What this task involves ▸ Each line below should be copied exactly as it stands.

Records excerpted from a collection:
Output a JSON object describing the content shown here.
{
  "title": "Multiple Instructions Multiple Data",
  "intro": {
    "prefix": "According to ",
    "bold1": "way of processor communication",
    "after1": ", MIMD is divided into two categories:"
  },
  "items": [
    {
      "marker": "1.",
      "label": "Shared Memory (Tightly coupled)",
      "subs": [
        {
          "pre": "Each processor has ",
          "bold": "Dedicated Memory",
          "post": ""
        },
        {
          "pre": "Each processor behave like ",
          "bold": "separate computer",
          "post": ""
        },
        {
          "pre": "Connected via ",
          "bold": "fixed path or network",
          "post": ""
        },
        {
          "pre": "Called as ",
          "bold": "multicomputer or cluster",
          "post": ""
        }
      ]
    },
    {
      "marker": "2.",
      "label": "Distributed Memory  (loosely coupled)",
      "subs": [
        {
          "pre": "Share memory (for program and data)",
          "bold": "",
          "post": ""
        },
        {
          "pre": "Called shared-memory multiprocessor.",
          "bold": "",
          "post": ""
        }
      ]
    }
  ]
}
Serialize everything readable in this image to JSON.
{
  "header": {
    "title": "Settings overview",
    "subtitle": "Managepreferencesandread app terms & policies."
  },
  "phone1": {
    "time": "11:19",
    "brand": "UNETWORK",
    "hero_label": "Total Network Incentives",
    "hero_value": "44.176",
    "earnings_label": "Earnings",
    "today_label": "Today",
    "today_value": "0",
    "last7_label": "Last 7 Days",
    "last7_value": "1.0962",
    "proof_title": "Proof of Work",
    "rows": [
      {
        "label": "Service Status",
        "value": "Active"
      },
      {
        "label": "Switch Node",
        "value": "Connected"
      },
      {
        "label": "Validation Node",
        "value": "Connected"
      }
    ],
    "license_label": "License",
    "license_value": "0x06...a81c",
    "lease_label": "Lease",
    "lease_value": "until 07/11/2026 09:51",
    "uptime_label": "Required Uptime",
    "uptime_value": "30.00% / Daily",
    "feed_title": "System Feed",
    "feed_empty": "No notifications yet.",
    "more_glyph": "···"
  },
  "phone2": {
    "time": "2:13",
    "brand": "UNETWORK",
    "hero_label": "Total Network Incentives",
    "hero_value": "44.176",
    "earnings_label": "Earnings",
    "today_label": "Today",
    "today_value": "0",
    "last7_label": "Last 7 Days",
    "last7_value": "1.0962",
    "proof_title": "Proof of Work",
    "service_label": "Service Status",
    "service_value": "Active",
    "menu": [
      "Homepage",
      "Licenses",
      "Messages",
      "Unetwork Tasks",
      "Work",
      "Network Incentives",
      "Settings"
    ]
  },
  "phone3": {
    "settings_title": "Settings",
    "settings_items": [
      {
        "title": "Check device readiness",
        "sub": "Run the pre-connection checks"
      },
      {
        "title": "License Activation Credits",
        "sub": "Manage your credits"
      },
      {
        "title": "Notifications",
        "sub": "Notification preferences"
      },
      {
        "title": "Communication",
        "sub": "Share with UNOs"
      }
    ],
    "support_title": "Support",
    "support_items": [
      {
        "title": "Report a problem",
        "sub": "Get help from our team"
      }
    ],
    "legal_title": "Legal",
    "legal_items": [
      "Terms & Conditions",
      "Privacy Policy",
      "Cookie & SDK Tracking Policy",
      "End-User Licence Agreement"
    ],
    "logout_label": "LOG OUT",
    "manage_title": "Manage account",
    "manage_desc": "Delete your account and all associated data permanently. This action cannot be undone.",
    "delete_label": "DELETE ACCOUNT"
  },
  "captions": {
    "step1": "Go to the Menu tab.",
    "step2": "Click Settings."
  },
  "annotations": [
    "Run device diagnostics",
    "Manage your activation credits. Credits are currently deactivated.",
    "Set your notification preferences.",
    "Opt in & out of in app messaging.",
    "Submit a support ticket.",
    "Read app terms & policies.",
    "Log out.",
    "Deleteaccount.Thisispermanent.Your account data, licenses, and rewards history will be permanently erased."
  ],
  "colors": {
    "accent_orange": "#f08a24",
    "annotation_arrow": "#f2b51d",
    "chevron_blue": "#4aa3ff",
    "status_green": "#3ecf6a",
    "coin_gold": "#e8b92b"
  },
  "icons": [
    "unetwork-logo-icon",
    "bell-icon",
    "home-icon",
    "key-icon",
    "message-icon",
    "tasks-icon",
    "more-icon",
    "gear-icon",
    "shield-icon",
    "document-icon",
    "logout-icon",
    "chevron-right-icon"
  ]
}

Worked solution ▸
Output a JSON object describing the content shown here.
{
  "title": "Multiple Instructions Multiple Data",
  "intro": {
    "prefix": "According to ",
    "bold1": "way of processor communication",
    "after1": ", MIMD is divided into two categories:"
  },
  "items": [
    {
      "marker": "1.",
      "label": "Shared Memory (Tightly coupled)",
      "subs": [
        {
          "pre": "Each processor has ",
          "bold": "Dedicated Memory",
          "post": ""
        },
        {
          "pre": "Each processor behave like ",
          "bold": "separate computer",
          "post": ""
        },
        {
          "pre": "Connected via ",
          "bold": "fixed path or network",
          "post": ""
        },
        {
          "pre": "Called as ",
          "bold": "multicomputer or cluster",
          "post": ""
        }
      ]
    },
    {
      "marker": "2.",
      "label": "Distributed Memory  (loosely coupled)",
      "subs": [
        {
          "pre": "Share memory (for program and data)",
          "bold": "",
          "post": ""
        },
        {
          "pre": "Called shared-memory multiprocessor.",
          "bold": "",
          "post": ""
        }
      ]
    }
  ]
}
Serialize everything readable in this image to JSON.
{
  "header": {
    "title": "Settings overview",
    "subtitle": "Managepreferencesandread app terms & policies."
  },
  "phone1": {
    "time": "11:19",
    "brand": "UNETWORK",
    "hero_label": "Total Network Incentives",
    "hero_value": "44.176",
    "earnings_label": "Earnings",
    "today_label": "Today",
    "today_value": "0",
    "last7_label": "Last 7 Days",
    "last7_value": "1.0962",
    "proof_title": "Proof of Work",
    "rows": [
      {
        "label": "Service Status",
        "value": "Active"
      },
      {
        "label": "Switch Node",
        "value": "Connected"
      },
      {
        "label": "Validation Node",
        "value": "Connected"
      }
    ],
    "license_label": "License",
    "license_value": "0x06...a81c",
    "lease_label": "Lease",
    "lease_value": "until 07/11/2026 09:51",
    "uptime_label": "Required Uptime",
    "uptime_value": "30.00% / Daily",
    "feed_title": "System Feed",
    "feed_empty": "No notifications yet.",
    "more_glyph": "···"
  },
  "phone2": {
    "time": "2:13",
    "brand": "UNETWORK",
    "hero_label": "Total Network Incentives",
    "hero_value": "44.176",
    "earnings_label": "Earnings",
    "today_label": "Today",
    "today_value": "0",
    "last7_label": "Last 7 Days",
    "last7_value": "1.0962",
    "proof_title": "Proof of Work",
    "service_label": "Service Status",
    "service_value": "Active",
    "menu": [
      "Homepage",
      "Licenses",
      "Messages",
      "Unetwork Tasks",
      "Work",
      "Network Incentives",
      "Settings"
    ]
  },
  "phone3": {
    "settings_title": "Settings",
    "settings_items": [
      {
        "title": "Check device readiness",
        "sub": "Run the pre-connection checks"
      },
      {
        "title": "License Activation Credits",
        "sub": "Manage your credits"
      },
      {
        "title": "Notifications",
        "sub": "Notification preferences"
      },
      {
        "title": "Communication",
        "sub": "Share with UNOs"
      }
    ],
    "support_title": "Support",
    "support_items": [
      {
        "title": "Report a problem",
        "sub": "Get help from our team"
      }
    ],
    "legal_title": "Legal",
    "legal_items": [
      "Terms & Conditions",
      "Privacy Policy",
      "Cookie & SDK Tracking Policy",
      "End-User Licence Agreement"
    ],
    "logout_label": "LOG OUT",
    "manage_title": "Manage account",
    "manage_desc": "Delete your account and all associated data permanently. This action cannot be undone.",
    "delete_label": "DELETE ACCOUNT"
  },
  "captions": {
    "step1": "Go to the Menu tab.",
    "step2": "Click Settings."
  },
  "annotations": [
    "Run device diagnostics",
    "Manage your activation credits. Credits are currently deactivated.",
    "Set your notification preferences.",
    "Opt in & out of in app messaging.",
    "Submit a support ticket.",
    "Read app terms & policies.",
    "Log out.",
    "Deleteaccount.Thisispermanent.Your account data, licenses, and rewards history will be permanently erased."
  ],
  "colors": {
    "accent_orange": "#f08a24",
    "annotation_arrow": "#f2b51d",
    "chevron_blue": "#4aa3ff",
    "status_green": "#3ecf6a",
    "coin_gold": "#e8b92b"
  },
  "icons": [
    "unetwork-logo-icon",
    "bell-icon",
    "home-icon",
    "key-icon",
    "message-icon",
    "tasks-icon",
    "more-icon",
    "gear-icon",
    "shield-icon",
    "document-icon",
    "logout-icon",
    "chevron-right-icon"
  ]
}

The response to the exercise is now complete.